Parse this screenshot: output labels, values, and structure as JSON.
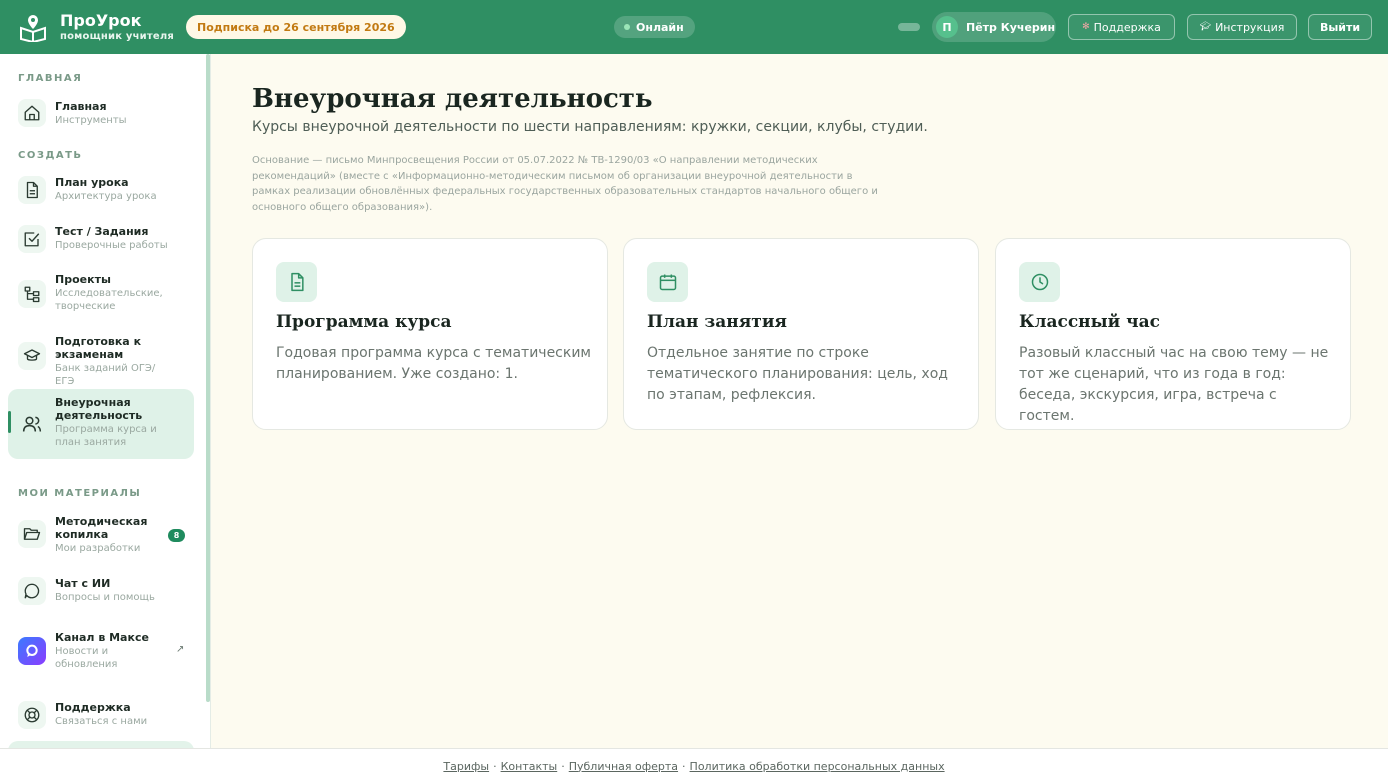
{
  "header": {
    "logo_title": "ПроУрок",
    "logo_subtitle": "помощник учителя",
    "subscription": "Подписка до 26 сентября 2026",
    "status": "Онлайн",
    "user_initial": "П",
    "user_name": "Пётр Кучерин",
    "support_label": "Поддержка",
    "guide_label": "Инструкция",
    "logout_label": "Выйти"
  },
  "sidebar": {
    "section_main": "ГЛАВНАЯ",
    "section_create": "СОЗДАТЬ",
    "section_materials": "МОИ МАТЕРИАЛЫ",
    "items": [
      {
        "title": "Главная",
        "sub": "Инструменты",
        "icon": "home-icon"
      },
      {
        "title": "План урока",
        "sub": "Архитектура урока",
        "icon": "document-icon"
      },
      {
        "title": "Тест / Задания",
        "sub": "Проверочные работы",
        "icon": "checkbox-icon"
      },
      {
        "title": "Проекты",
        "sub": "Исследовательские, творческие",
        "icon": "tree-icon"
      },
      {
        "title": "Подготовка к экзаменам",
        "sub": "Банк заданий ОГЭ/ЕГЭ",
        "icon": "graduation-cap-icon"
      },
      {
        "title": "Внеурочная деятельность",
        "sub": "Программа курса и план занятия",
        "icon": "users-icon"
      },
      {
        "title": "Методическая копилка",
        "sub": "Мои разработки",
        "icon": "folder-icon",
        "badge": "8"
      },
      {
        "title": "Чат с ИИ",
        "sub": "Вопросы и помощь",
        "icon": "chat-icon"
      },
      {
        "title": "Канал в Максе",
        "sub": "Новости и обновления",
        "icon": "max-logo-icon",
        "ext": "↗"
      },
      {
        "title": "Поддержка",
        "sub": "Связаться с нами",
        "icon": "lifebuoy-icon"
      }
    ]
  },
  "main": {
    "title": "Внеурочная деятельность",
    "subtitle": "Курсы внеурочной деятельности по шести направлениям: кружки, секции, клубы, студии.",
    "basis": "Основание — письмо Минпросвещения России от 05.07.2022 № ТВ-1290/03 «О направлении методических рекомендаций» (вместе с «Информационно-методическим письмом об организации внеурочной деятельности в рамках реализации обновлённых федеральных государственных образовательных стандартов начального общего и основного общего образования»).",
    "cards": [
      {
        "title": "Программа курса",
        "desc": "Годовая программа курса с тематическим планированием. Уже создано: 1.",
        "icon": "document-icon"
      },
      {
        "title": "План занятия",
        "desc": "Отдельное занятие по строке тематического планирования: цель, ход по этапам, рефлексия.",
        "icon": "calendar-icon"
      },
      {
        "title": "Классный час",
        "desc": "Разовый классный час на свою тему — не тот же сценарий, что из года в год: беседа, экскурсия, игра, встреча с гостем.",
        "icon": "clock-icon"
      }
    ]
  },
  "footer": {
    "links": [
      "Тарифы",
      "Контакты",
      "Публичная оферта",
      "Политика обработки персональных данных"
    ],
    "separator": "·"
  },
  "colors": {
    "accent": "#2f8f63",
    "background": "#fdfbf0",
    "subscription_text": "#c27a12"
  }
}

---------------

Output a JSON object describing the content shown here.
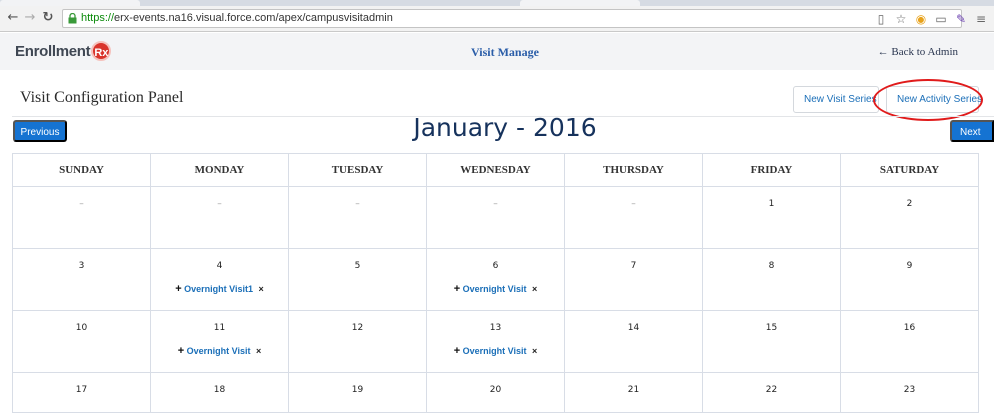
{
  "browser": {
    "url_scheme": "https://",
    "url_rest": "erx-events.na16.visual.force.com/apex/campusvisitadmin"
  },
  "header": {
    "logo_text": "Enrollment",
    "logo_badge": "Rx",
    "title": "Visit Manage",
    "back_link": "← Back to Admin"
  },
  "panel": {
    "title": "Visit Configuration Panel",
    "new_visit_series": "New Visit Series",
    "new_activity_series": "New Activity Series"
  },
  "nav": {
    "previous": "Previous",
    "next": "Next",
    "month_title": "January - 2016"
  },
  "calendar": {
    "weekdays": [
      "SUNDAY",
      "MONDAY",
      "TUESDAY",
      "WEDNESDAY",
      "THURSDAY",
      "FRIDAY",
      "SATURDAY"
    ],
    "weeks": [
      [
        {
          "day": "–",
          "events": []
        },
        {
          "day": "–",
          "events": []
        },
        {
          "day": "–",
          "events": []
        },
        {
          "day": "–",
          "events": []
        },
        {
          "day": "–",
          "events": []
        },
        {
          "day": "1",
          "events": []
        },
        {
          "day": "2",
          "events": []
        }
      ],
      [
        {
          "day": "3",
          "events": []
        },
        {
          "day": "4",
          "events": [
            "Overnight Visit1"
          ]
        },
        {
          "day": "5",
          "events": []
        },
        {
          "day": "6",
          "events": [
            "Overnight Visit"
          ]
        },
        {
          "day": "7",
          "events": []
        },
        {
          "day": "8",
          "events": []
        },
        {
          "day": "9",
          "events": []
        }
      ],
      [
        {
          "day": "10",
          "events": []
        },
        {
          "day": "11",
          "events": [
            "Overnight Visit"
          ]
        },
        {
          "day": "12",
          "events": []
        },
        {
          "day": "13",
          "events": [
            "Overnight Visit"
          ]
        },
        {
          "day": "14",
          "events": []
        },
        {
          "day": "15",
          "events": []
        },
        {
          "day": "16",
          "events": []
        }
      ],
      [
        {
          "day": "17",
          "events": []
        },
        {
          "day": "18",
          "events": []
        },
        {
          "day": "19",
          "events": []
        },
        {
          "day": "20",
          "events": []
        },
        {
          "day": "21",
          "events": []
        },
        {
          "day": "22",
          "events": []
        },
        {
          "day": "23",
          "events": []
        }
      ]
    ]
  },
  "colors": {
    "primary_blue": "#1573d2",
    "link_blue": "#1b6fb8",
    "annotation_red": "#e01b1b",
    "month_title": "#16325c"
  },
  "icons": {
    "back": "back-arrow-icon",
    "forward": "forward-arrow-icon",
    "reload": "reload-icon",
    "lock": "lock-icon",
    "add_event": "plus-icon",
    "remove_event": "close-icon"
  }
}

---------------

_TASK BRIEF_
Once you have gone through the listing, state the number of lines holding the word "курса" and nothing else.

_TASK ANSWER_
3